Cameron hadn’t realised he’d believed the man immortal too until he’d noticed
the pallor make-up couldn’t hide, the weight lost from his cheeks, the
dullness in his usually sharp that would only be noticed by someone who went
out of his way not to catch a glimpse of the man every day.
that reason it was highly possible that not even the family knew. The rest of
the clan were so deeply a part of one another’s lives he could only imagine
they had not noticed the infinitesimal changes.
lost hours trying to convince himself it wasn’t true. And not for the kinds
of reasons that made him a good son. But because he’d felt the sharp
awakening of care for a man not worth caring about.
wasn’t even nine in the morning and already he wished this day was well and
door is right behind you,’ the only highlight in his day so far said.
Cameron pulled himself up to his full height in the hopes the unwanted
concerns might run off his back. ‘While I’m enjoying the thought of you
testing each and every seat for me, I’m not here to see the show.’
don’t have to act coy with me,’ she said, her teasing voice lifting him until
he felt himself rocking forward on his toes. ‘I know that even big boys have
been known to find comfort in the idea that there might be something bigger
and grander than you are out there in the cosmos that will burn bright long
after you are a two line obituary in your local paper.’
Surprising himself, he laughed.

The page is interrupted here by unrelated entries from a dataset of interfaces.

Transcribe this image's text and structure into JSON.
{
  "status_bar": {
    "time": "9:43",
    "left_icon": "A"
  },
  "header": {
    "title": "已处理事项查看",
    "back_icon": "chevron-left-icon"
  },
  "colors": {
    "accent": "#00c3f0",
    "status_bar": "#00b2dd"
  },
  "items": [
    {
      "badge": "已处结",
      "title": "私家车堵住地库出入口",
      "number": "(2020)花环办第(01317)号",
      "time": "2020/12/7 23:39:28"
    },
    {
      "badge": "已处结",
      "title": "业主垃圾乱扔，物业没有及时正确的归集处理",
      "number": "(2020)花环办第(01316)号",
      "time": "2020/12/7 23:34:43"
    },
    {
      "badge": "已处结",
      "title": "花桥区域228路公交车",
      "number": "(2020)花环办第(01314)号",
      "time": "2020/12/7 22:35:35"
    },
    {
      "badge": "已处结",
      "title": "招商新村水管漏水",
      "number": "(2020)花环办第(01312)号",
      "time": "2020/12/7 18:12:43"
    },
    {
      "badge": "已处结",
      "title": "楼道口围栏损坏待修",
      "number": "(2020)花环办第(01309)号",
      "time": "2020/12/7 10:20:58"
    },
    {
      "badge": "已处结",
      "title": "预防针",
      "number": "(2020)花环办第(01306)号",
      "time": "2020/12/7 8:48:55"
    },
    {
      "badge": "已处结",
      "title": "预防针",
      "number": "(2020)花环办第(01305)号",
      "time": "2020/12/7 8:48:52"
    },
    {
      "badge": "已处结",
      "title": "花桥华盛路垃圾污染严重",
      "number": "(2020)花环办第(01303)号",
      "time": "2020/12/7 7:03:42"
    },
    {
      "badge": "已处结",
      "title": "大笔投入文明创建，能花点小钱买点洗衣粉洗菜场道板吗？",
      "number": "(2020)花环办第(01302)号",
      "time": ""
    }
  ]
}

Out loud. Something he had not expected he’d
do today. But it wasn’t often people dared to sass him. He was too
successful, his reputation implacable, his surname too synonymous with winning
at all costs. Perhaps that’s why he liked it.

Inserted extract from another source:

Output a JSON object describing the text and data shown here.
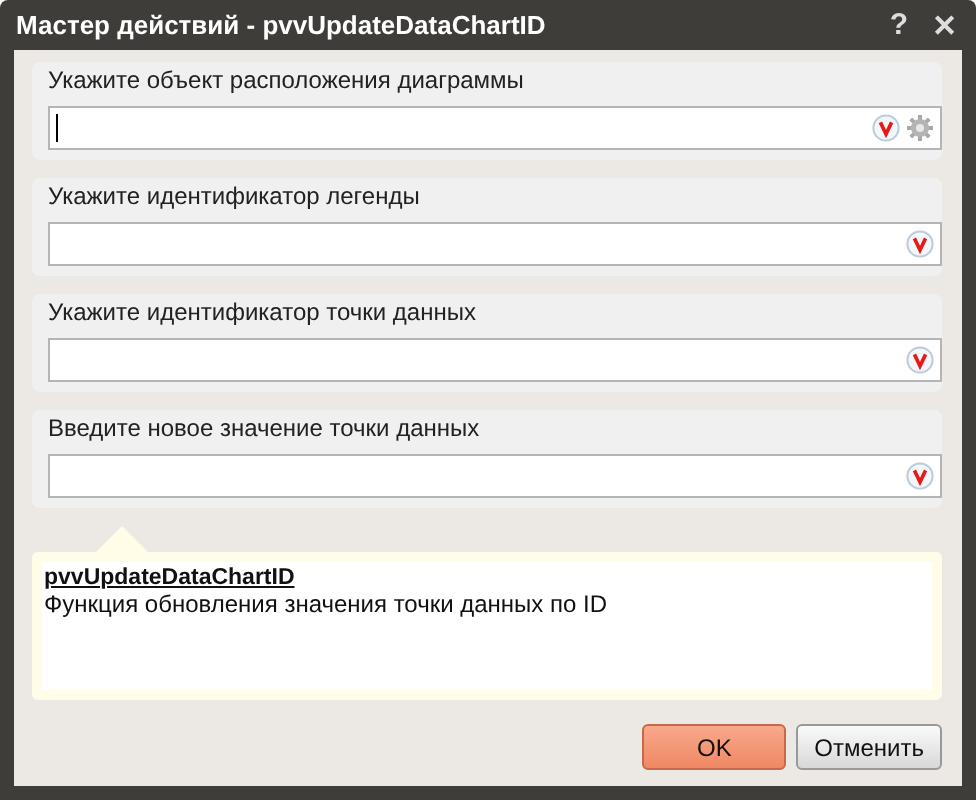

expertise on the ways of big boys aside,’ he said, ‘I saw the show years ago
in middle school.’
ago?’ the husky voice lobbed back. ‘Lucky for you astronomers hit a point at

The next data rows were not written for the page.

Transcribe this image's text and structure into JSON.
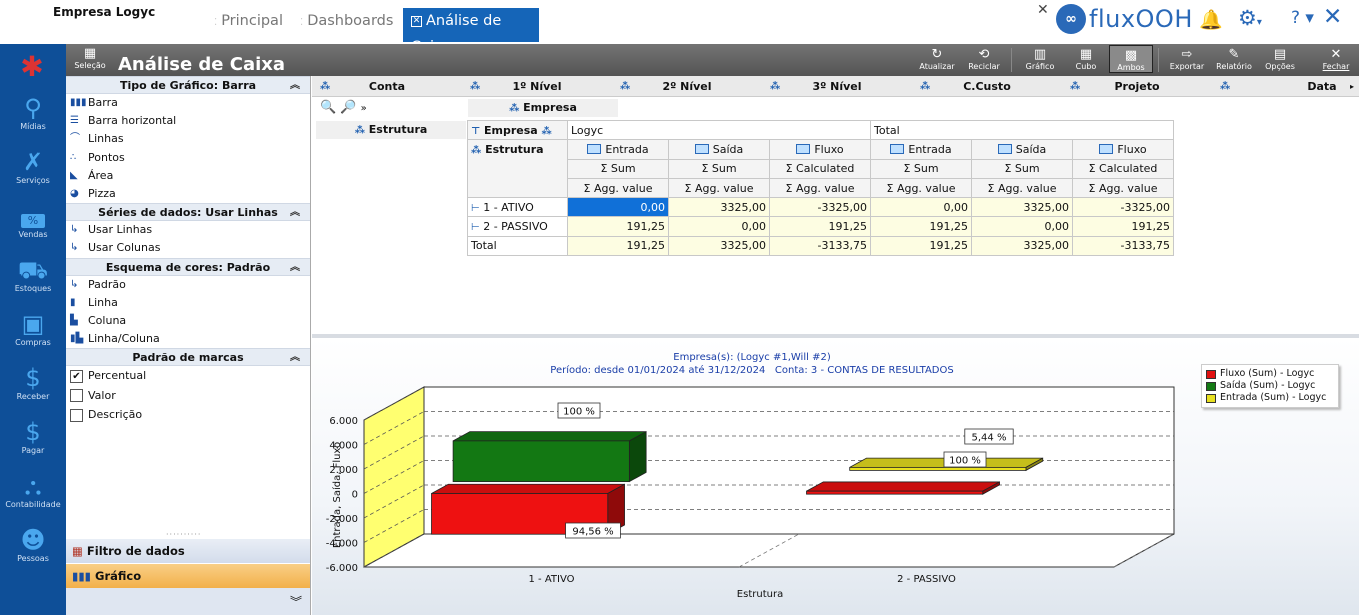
{
  "top": {
    "company": "Empresa Logyc",
    "tabs": [
      "Principal",
      "Dashboards",
      "Análise de Caixa"
    ],
    "logo_text": "fluxOOH",
    "logo_mark": "∞",
    "help": "? ▾",
    "close": "✕"
  },
  "side": {
    "items": [
      "Mídias",
      "Serviços",
      "Vendas",
      "Estoques",
      "Compras",
      "Receber",
      "Pagar",
      "Contabilidade",
      "Pessoas"
    ],
    "vendas_badge": "%"
  },
  "appbar": {
    "selecao": "Seleção",
    "title": "Análise de Caixa",
    "buttons": [
      "Atualizar",
      "Reciclar",
      "Gráfico",
      "Cubo",
      "Ambos",
      "Exportar",
      "Relatório",
      "Opções",
      "Fechar"
    ]
  },
  "left": {
    "sec_tipo": "Tipo de Gráfico: Barra",
    "tipos": [
      "Barra",
      "Barra horizontal",
      "Linhas",
      "Pontos",
      "Área",
      "Pizza"
    ],
    "sec_series": "Séries de dados: Usar Linhas",
    "series": [
      "Usar Linhas",
      "Usar Colunas"
    ],
    "sec_cores": "Esquema de cores: Padrão",
    "cores": [
      "Padrão",
      "Linha",
      "Coluna",
      "Linha/Coluna"
    ],
    "sec_marcas": "Padrão de marcas",
    "marcas": [
      {
        "label": "Percentual",
        "checked": true
      },
      {
        "label": "Valor",
        "checked": false
      },
      {
        "label": "Descrição",
        "checked": false
      }
    ],
    "filtro": "Filtro de dados",
    "grafico": "Gráfico"
  },
  "pivot": {
    "fields": [
      "Conta",
      "1º Nível",
      "2º Nível",
      "3º Nível",
      "C.Custo",
      "Projeto",
      "Data"
    ],
    "empresa_field": "Empresa",
    "estrutura_field": "Estrutura",
    "col_field": "Empresa",
    "row_field": "Estrutura",
    "group_logyc": "Logyc",
    "group_total": "Total",
    "measures": [
      "Entrada",
      "Saída",
      "Fluxo",
      "Entrada",
      "Saída",
      "Fluxo"
    ],
    "summary": [
      "Σ Sum",
      "Σ Sum",
      "Σ Calculated",
      "Σ Sum",
      "Σ Sum",
      "Σ Calculated"
    ],
    "agg": [
      "Σ Agg. value",
      "Σ Agg. value",
      "Σ Agg. value",
      "Σ Agg. value",
      "Σ Agg. value",
      "Σ Agg. value"
    ],
    "rows": [
      {
        "label": "1 - ATIVO",
        "values": [
          "0,00",
          "3325,00",
          "-3325,00",
          "0,00",
          "3325,00",
          "-3325,00"
        ]
      },
      {
        "label": "2 - PASSIVO",
        "values": [
          "191,25",
          "0,00",
          "191,25",
          "191,25",
          "0,00",
          "191,25"
        ]
      },
      {
        "label": "Total",
        "values": [
          "191,25",
          "3325,00",
          "-3133,75",
          "191,25",
          "3325,00",
          "-3133,75"
        ]
      }
    ]
  },
  "chart": {
    "title_line1": "Empresa(s): (Logyc #1,Will #2)",
    "title_line2": "Período: desde 01/01/2024 até 31/12/2024   Conta: 3 - CONTAS DE RESULTADOS",
    "legend": [
      {
        "name": "Fluxo (Sum) - Logyc",
        "color": "#e01010"
      },
      {
        "name": "Saída (Sum) - Logyc",
        "color": "#147a14"
      },
      {
        "name": "Entrada (Sum) - Logyc",
        "color": "#e8e020"
      }
    ],
    "data_labels": [
      "100 %",
      "94,56 %",
      "5,44 %",
      "100 %"
    ]
  },
  "chart_data": {
    "type": "bar",
    "categories": [
      "1 - ATIVO",
      "2 - PASSIVO"
    ],
    "series": [
      {
        "name": "Fluxo (Sum) - Logyc",
        "values": [
          -3325.0,
          191.25
        ]
      },
      {
        "name": "Saída (Sum) - Logyc",
        "values": [
          3325.0,
          0.0
        ]
      },
      {
        "name": "Entrada (Sum) - Logyc",
        "values": [
          0.0,
          191.25
        ]
      }
    ],
    "xlabel": "Estrutura",
    "ylabel": "Entrada, Saída, Fluxo",
    "yticks": [
      "6.000",
      "4.000",
      "2.000",
      "0",
      "-2.000",
      "-4.000",
      "-6.000"
    ],
    "ylim": [
      -6000,
      6000
    ],
    "grid": true,
    "legend_position": "top-right"
  }
}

exactly that point in time when they said, “Well that’ll do us. We’ve
found enough stars out there for a hundred generations of couples to name
after one another for Valentines Day. Why bother studying the eternal mystery
laughed again. And for the first time in hours he felt like he could turn his
neck without fear of pulling a muscle. He had not a clue if the woman was
eighteen or eighty, if she was married or single, or even from this planet, he
was enjoying himself too much to care.
took a step away from the door. He couldn’t see the floor beneath his feet.
It felt liberating; like he was stepping out into an abyss.
he stubbed his toe, and then it felt like he was walking around in a strange
building in the dark.
Something moved. Cameron turned his head a fraction to the left and finally
he saw her; a dark blob melting into the shadows. If she was standing on the
same level as him she was tall. There was a distinct possibility of long wavy
hair, and lean curves poured into a floaty calf length dress. When he
imagined seriously chunky boots he realised he didn’t have any kind of
perspective to trust his eyes.
he’d always trusted his gut. And while he’d come to the gardens searching for
the means to navigate his way around a difficult truth, the only real truth he
had so far found was the voice tugging him further into the blackness.
about you turn on a light,’ he said, ‘then we can come to an arrangement that
suits us both.’
you believe I’m conserving power?’
wasn’t a single thing about the tone of her voice that made him even half
believe her. His smile became a grin and the tightness in his shoulders just
took another step.
for even half a second,’ he said, his voice dropping several notes giving as
good as he got to that voice. That husky feminine voice. Mocking him.
Taking him down a peg or two. Or three if he was at all honest.
Kelly and all.
kept her distance.
because the intruder seemed all that dangerous. She knew the nooks and
crannies of this place like the back of her hand, and after stargazing half
her life she could see in the dark as well as a cat. And the lazy way he’d
held his fists earlier, like he instinctively knew nobody would dare take a
swipe, she’d surely have been able to get in a jab or two.
kept her distance because she knew exactly who he was...
From "Dating the Rebel Tycoon"
by Ally Blake
Harlequin Romance July 2009
Copyright: © 2008
® and ™ are trademarks
of the publisher. The edition published by arrangement with Harlequin Books
S.A. For more romance information surf to: http://www.eHarlequin.com